Kevin Brodwick at Lance Armstrong Foundation
Next, Kevin urges startups to spend less time writing and waiting and more time doing. “We’ll probably go against some conventional wisdom, but too many folks spend too much time on the business plan. Sure the plan can be necessary for organizing thoughts and goals, as well as raising funding, but if it’s going to take you 4-6 months to write, then you probably just wrote yourself out of a marketplace.”
Thirdly, Kevin believes it is critical to factor in time. “Everything takes more time that you’d like.” He admits. Kevin recommends working things in parallel to the extent. “Being able to multi-task and keep things on track is imperative.” Kevin continued, “In our world, it has never been Step 1, Step 2 Step 3. It’s always Step 1, Step 9, Step 1.3…”
With the amount of success thinksport and thinkbaby have experienced thus far, I had to inquire about what Kevin believes is behind the growth.

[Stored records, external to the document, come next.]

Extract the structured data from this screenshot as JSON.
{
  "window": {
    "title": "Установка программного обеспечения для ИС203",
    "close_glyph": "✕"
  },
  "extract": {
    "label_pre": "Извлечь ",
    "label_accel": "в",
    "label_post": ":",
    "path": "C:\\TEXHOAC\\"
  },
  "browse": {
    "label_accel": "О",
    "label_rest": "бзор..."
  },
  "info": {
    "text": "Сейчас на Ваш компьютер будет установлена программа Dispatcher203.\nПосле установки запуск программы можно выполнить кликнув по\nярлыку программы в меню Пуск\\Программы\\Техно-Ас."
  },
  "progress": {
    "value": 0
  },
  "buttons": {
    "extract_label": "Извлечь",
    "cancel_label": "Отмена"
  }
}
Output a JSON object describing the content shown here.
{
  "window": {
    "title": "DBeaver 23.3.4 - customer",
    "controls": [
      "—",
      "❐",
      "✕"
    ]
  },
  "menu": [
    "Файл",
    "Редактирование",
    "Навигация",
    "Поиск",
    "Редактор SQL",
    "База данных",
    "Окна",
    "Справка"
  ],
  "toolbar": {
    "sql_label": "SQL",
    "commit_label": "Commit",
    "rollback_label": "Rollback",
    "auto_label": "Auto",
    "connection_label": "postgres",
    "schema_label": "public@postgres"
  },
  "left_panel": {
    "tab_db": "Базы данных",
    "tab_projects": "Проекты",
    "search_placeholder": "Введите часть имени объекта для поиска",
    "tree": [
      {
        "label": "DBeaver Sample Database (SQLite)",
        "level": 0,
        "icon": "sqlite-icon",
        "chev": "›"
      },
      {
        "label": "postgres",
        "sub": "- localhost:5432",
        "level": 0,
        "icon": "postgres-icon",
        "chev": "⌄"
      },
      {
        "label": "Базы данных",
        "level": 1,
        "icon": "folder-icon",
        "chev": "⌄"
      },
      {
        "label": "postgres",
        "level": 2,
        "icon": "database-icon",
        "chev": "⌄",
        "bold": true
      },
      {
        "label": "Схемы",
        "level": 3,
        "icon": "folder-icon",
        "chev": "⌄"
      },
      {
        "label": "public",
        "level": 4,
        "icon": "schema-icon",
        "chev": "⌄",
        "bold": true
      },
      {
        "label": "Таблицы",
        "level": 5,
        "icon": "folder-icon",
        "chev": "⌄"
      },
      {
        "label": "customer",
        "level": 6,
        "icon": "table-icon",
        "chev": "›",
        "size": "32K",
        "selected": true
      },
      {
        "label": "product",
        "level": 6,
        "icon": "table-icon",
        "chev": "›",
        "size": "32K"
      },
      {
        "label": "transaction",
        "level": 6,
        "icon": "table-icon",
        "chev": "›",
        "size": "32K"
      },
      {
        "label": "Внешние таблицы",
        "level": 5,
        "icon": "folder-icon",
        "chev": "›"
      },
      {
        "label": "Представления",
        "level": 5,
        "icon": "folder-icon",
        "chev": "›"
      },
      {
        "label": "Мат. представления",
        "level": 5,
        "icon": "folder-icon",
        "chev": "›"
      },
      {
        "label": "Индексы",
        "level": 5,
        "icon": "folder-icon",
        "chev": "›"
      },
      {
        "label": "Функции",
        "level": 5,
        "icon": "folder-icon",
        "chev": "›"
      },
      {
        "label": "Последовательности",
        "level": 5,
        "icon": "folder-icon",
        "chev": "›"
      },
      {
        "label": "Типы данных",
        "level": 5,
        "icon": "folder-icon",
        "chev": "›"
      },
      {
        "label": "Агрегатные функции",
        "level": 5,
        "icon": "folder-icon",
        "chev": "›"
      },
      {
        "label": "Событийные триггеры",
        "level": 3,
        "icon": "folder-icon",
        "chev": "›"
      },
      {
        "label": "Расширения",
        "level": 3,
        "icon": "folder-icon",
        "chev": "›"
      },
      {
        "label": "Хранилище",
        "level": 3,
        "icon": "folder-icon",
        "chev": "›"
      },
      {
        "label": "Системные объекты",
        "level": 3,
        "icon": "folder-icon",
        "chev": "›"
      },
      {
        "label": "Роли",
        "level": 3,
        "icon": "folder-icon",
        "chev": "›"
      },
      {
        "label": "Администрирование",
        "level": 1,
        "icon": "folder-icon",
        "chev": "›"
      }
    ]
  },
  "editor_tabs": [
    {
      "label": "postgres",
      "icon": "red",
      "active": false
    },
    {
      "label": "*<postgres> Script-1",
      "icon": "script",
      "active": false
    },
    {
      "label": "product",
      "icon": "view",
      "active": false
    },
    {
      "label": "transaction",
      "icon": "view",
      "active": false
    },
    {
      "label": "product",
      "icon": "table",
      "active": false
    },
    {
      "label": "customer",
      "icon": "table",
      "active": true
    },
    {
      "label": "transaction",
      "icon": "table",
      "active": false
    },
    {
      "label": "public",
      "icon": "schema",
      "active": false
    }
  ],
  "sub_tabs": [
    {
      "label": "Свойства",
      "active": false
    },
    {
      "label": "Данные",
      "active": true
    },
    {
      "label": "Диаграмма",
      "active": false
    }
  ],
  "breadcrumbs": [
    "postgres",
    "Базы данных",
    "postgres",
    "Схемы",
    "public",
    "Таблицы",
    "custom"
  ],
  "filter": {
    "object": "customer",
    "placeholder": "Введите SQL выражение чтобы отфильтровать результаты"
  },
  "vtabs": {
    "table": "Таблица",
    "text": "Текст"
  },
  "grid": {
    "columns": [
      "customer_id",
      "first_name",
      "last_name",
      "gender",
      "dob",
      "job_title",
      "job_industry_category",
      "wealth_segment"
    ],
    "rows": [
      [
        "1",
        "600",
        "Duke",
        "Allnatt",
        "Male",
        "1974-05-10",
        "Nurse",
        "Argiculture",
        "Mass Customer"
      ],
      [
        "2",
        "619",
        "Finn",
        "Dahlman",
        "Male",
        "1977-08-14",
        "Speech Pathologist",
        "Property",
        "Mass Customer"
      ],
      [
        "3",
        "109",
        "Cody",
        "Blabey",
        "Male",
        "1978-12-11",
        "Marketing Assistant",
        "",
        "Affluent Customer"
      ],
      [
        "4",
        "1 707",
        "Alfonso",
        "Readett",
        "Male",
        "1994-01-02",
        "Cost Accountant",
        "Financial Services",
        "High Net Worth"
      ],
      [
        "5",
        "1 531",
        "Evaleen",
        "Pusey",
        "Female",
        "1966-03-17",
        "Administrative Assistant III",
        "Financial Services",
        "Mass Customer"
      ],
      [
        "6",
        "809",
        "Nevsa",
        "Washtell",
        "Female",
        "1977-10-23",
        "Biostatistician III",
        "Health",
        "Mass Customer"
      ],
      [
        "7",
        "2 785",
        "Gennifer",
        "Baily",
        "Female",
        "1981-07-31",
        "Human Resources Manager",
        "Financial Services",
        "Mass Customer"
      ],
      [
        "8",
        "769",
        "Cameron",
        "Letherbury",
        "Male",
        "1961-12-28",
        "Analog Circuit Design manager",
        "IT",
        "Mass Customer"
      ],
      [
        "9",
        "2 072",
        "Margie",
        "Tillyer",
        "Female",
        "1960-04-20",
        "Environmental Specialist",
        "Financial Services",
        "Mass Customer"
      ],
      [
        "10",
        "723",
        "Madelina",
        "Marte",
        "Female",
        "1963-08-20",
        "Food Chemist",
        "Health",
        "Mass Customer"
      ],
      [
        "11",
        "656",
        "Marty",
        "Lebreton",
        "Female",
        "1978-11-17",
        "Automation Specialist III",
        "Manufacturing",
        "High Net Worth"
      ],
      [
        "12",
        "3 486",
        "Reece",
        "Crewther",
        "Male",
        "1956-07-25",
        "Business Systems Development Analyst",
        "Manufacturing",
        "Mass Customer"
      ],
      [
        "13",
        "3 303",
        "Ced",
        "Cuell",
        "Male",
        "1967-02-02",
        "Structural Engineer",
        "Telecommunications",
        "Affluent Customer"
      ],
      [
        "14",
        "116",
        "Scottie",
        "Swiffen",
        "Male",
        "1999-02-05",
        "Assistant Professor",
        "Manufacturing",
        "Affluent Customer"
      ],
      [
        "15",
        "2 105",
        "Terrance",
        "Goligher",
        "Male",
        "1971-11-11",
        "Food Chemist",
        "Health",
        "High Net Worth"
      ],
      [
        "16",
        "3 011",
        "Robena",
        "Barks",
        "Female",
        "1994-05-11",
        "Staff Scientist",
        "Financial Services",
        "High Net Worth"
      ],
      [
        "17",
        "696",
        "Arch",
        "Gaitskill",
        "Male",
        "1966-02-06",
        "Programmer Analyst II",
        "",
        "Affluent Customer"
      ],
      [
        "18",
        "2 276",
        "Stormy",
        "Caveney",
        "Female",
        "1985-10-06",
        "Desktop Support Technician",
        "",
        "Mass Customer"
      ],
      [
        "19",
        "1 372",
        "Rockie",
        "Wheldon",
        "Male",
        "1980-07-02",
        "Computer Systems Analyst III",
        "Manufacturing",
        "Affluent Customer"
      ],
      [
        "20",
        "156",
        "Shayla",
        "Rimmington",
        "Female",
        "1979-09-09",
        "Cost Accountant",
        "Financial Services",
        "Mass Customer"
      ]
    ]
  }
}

“Most companies have far too many layers and too many chiefs with not enough getting down. We have this down to a science. We tend to make a decision when we’re at about 70% sure on something. It takes too long to get to 80% or worse 90%.” Kevin explained. “Our company is also incredibly nimble. Often a brainstorm the night before shows up on our website the next morning.”
When asking Kevin about the climate and future of the industry, he explained there is growing momentum in the area of consumer products being made to higher standards. “What is interesting is that it’s not coming from governmental regulation but from the power of social media.” Kevin shared. “The speed at which social conscious rises on issues has gone exponential.”
thinksport LIVESTRONG Sunscreen
For example, Kevin shared that within 48 hours of consumers becoming aware that Johnson and Johnson’s famous baby shampoo was being created with two different formulas- one for the US and one for the EU- there was a huge public outcry as it was learned that the US version contained a harmful ingredient. “Johnson and Johnson was forced to issue an immediate public statement that they would change the formulation.” Kevin continued. “We predict the online movements for social change will only continue to become more productive for the welfare of people and the environment. “
When asking Kevin about potential challenges facing his team, Kevin explained the current trend around the speed at which new companies enter a space once a problem has been determined. “When we launched into the BPA Free baby bottle space there was really only one other company in the space. Within a span of 3 years there were 40 companies with BPA Free baby bottles.”
Kevin’s ending, get-off-the-couch piece of wisdom, “If you have an idea, you better move fast, because there are likely to be other people that can quickly activate to launch similar companies.”
Congratulations Kevin and team on all you have accomplished. There truly is nothing more valuable than the words of hard earned wisdom that comes straight from the entrepreneur themselves. Rich with humility, robust insight and unparalleled advice that can only come from looking back upon where you have been- never from dreaming where you could have gone.
- iV -
Ingrid Vanderveldt (@ontheroadwithiv) is Dell’s first Entrepreneur in Residence (EIR), CEO of Green Girl Energy, Founding Organizer of The GLASS Forum and the managing partner of VH2 Energy Investments and Ingrid Vanderveldt LLC. She is a clean energy and sustainability evangelist, passionate and practical advocate for WOMEN + GREEN and is the creator and host of CNBC’s “American Made”. iV serves on the Advisory Boards of SXSW Eco, World Blu, Current Motor and Visionary Holdings.